Real follows the very different paths of two brothers fleeing An Gorta Mor (Gaelic for the great hunger) only to face each other on opposite sides of the American Civil War. While one brother does not survive Shiloh’s killing fields, the other becomes an officer and later successful settler and businessman in Nebraska. The program is a commemoration of survival, war, and pioneering and reveals how this ex-soldier becomes financial backer to several North Dakota and Minnesota towns and his relationship to the Great Lakes ore ship Edmund Fitzgerald.
Nebraska Frontier Physician: Robert Ramsay Livingston, M.D
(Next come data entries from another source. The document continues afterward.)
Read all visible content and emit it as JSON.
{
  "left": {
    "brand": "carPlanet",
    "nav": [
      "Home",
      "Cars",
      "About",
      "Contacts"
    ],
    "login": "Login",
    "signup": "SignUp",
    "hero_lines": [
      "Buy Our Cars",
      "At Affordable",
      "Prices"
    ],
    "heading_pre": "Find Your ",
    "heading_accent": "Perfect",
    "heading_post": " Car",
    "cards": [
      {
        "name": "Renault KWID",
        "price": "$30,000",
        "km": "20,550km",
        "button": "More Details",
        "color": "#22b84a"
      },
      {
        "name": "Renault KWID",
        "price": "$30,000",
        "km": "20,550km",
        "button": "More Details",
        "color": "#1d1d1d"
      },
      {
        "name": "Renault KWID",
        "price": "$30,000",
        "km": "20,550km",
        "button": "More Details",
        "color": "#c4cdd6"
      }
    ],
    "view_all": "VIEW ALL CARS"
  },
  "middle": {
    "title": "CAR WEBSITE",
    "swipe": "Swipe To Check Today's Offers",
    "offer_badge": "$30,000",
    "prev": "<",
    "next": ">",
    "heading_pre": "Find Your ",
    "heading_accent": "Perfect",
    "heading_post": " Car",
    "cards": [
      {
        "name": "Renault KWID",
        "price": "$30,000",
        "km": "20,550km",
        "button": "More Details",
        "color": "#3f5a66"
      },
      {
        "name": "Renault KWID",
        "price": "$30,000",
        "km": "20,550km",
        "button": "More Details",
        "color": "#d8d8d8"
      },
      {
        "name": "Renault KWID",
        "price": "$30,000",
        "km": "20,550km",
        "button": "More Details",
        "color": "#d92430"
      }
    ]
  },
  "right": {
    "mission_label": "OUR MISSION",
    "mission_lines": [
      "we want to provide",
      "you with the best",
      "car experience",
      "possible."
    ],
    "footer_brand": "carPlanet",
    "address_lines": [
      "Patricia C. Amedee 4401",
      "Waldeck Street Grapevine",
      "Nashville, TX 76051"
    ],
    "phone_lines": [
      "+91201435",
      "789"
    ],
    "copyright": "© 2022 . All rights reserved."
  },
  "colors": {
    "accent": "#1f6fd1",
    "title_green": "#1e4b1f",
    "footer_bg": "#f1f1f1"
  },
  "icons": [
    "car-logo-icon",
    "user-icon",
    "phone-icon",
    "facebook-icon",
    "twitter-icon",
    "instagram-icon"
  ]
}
Schleicher shares the story of Dr. Robert Ramsay Livingston of Plattsmouth, one of the outstanding pioneer figures in Nebraska medicine. Livingston began practicing medicine in Plattsmouth in 1859, captained the First Nebraska Volunteer Infantry during the Civil War, helped organize the Nebraska State Medical Society and was one of the first delegates from Nebraska to the American Medical Association. Among varied accomplishments, he served as Chief Surgeon of the Burlington Railroad in Nebraska, Mayor of Plattsmouth, and President of the Faculty of the Omaha Medical College. Schleicher can present the program as living history by portraying Dr. Livingston in period attire or as a lecture presentation.
Abraham Lincoln, America’s Greatest Political Orator
by Fred Nielsen
Public speaking was an essential part of Abraham Lincoln’s political career. His debates with Stephen Douglas made him a national figure. His speeches as president — especially the Gettysburg Address and the Second Inaugural Address — helped shape Americans’ understanding of their country and chart a path toward reconciliation after the Civil War. Whether using humor, lawyer-like reason, or a Biblically-inspired prose that could verge on poetry, he was the nation’s most eloquent president.
Lincoln Lore and Legend
Abraham Lincoln rarely discussed his personal feelings or details of his early life; but in this presentation Spencer Davis sheds some light on Lincoln’s political controversies, as well as rail-splitting legends, the Ann Rutledge affair and other personal issues. A realistic perspective makes Lincoln’s achievements even more remarkable.
African-American Soldiers in the Civil War: Fighting on Two Fronts
This program presents the story of African-American soldiers in battle and their struggle for equal treatment in the Union army. Black troops in uniform were often transformed by the experience. The presentation describes how black troops faced discrimination within the Union Army as well as Confederate attacks. A growing number of these soldiers’ letters and articles have been discovered, and they form the basis for this presentation.
Abraham Lincoln: The Personal Side
Lincoln’s greatness as president resulted from a life of continual progress and transformation. The obstacles Lincoln faced and the characteristics he expressed are the subject of this presentation.